Data supplied:

%%

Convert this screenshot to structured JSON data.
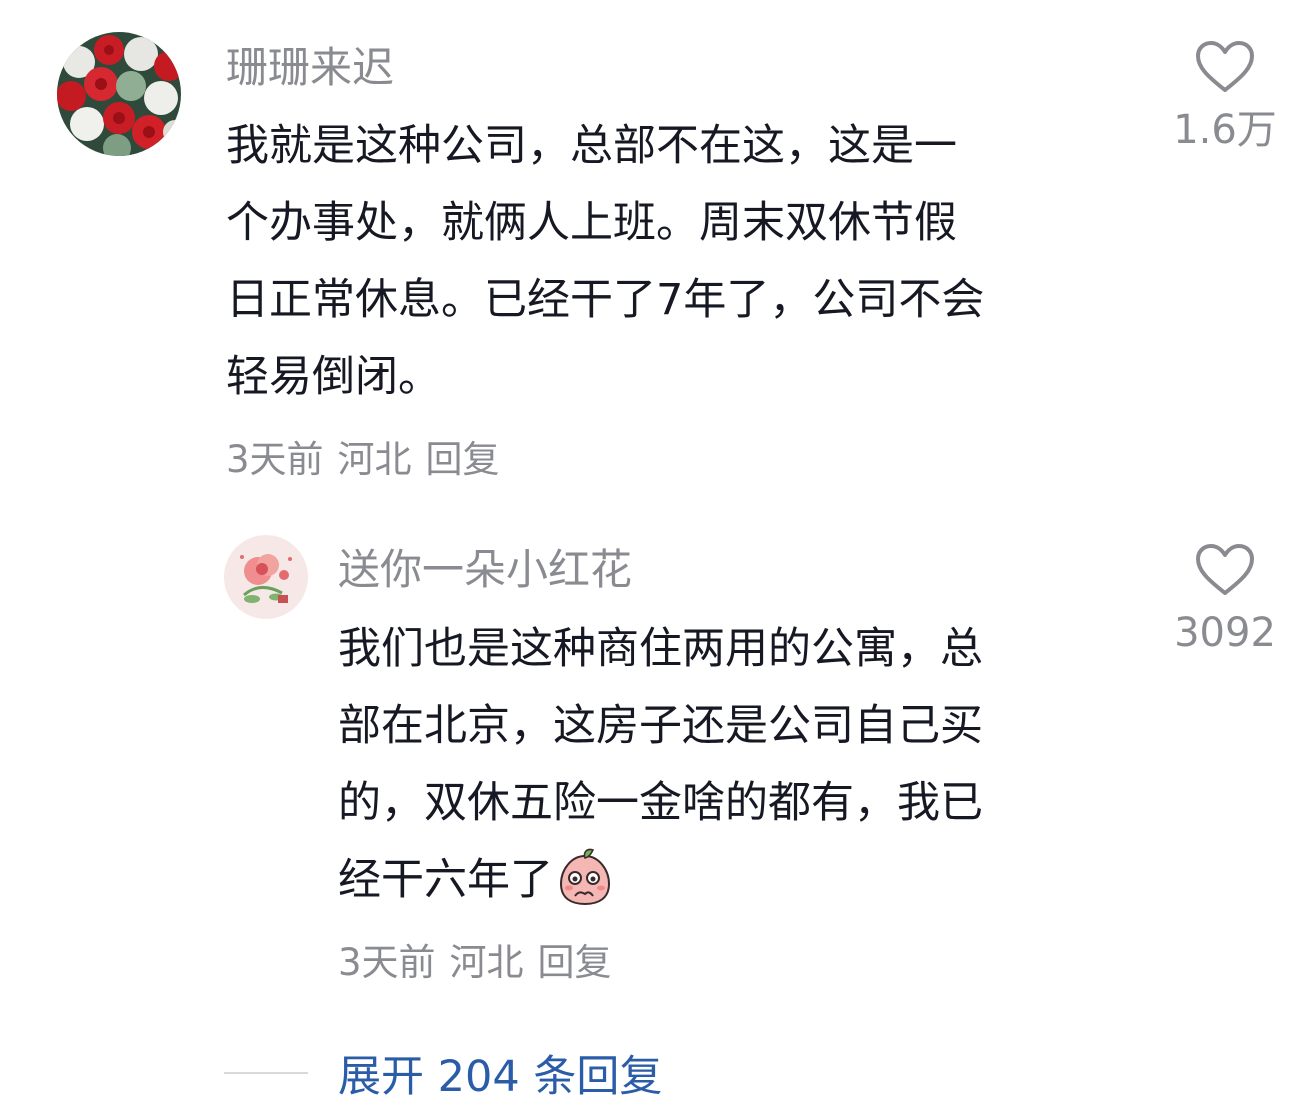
{
  "comments": [
    {
      "username": "珊珊来迟",
      "lines": [
        "我就是这种公司，总部不在这，这是一",
        "个办事处，就俩人上班。周末双休节假",
        "日正常休息。已经干了7年了，公司不会",
        "轻易倒闭。"
      ],
      "time": "3天前",
      "location": "河北",
      "reply_label": "回复",
      "like_count": "1.6万",
      "avatar_icon": "rose-bouquet-avatar"
    },
    {
      "username": "送你一朵小红花",
      "lines": [
        "我们也是这种商住两用的公寓，总",
        "部在北京，这房子还是公司自己买",
        "的，双休五险一金啥的都有，我已",
        "经干六年了"
      ],
      "emoji": "shy-peach-emoji",
      "time": "3天前",
      "location": "河北",
      "reply_label": "回复",
      "like_count": "3092",
      "avatar_icon": "flower-illustration-avatar"
    }
  ],
  "expand_label": "展开 204 条回复",
  "colors": {
    "text": "#161823",
    "secondary": "#8a8b91",
    "link": "#2a5ca8"
  }
}
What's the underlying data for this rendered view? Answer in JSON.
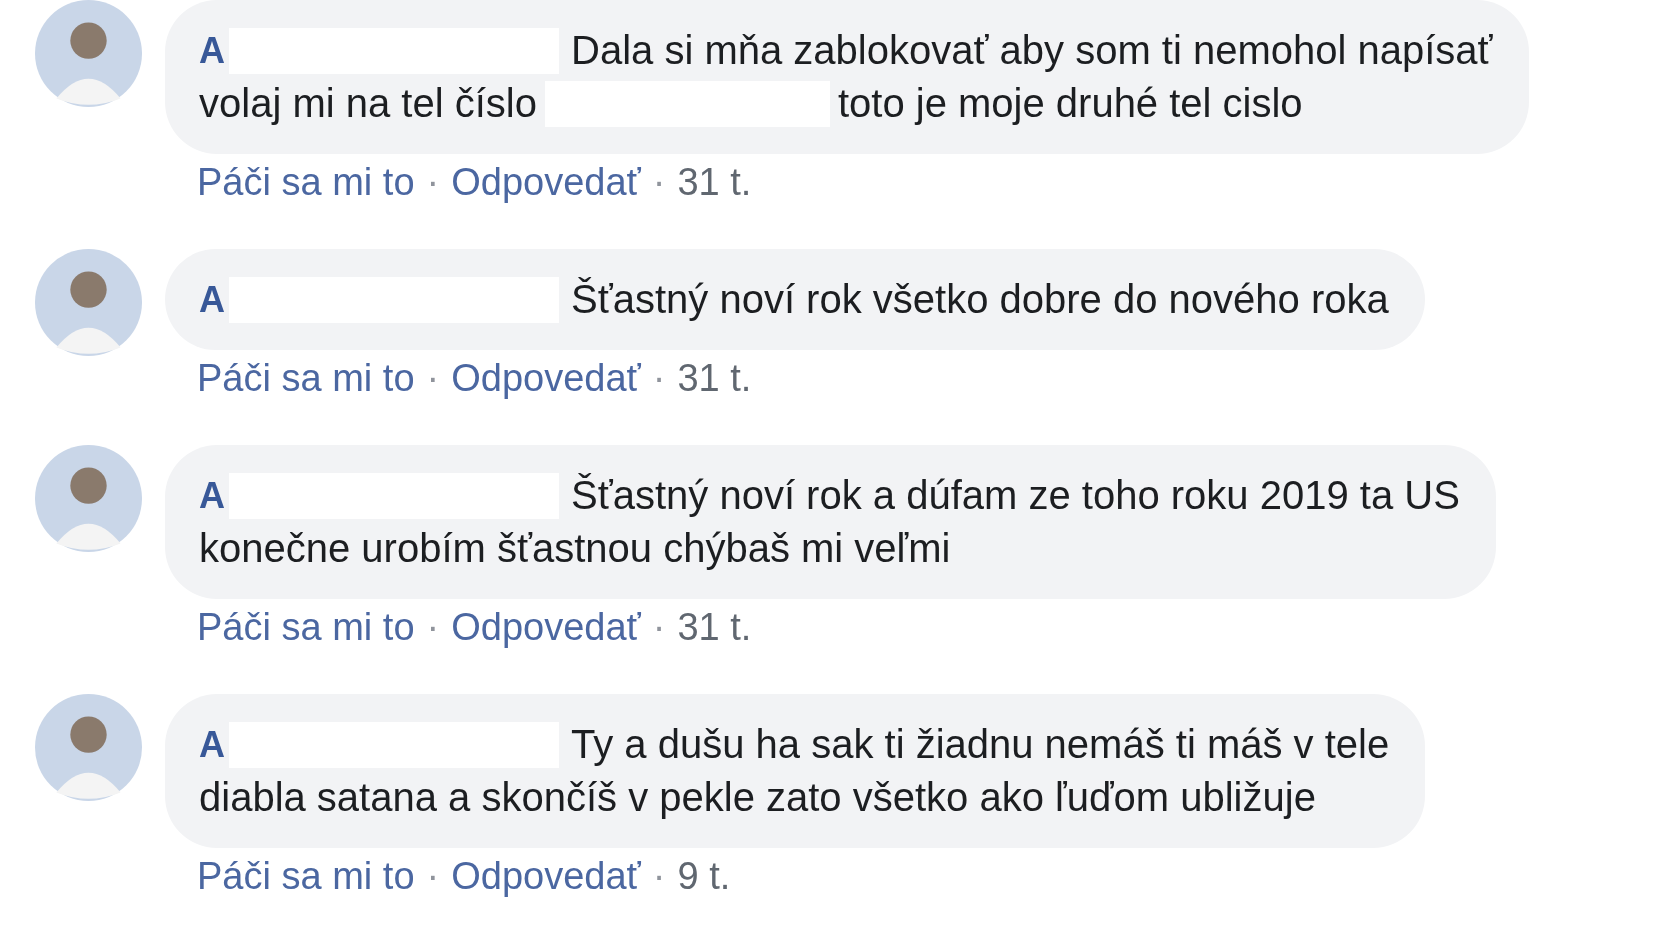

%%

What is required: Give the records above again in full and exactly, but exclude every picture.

Response to this task:
Convert this screenshot to structured JSON data.
{
  "comments": [
    {
      "username": "珊珊来迟",
      "lines": [
        "我就是这种公司，总部不在这，这是一",
        "个办事处，就俩人上班。周末双休节假",
        "日正常休息。已经干了7年了，公司不会",
        "轻易倒闭。"
      ],
      "time": "3天前",
      "location": "河北",
      "reply_label": "回复",
      "like_count": "1.6万",
      "avatar_icon": "rose-bouquet-avatar"
    },
    {
      "username": "送你一朵小红花",
      "lines": [
        "我们也是这种商住两用的公寓，总",
        "部在北京，这房子还是公司自己买",
        "的，双休五险一金啥的都有，我已",
        "经干六年了"
      ],
      "emoji": "shy-peach-emoji",
      "time": "3天前",
      "location": "河北",
      "reply_label": "回复",
      "like_count": "3092",
      "avatar_icon": "flower-illustration-avatar"
    }
  ],
  "expand_label": "展开 204 条回复",
  "colors": {
    "text": "#161823",
    "secondary": "#8a8b91",
    "link": "#2a5ca8"
  }
}
What's the underlying data for this rendered view? Answer in JSON.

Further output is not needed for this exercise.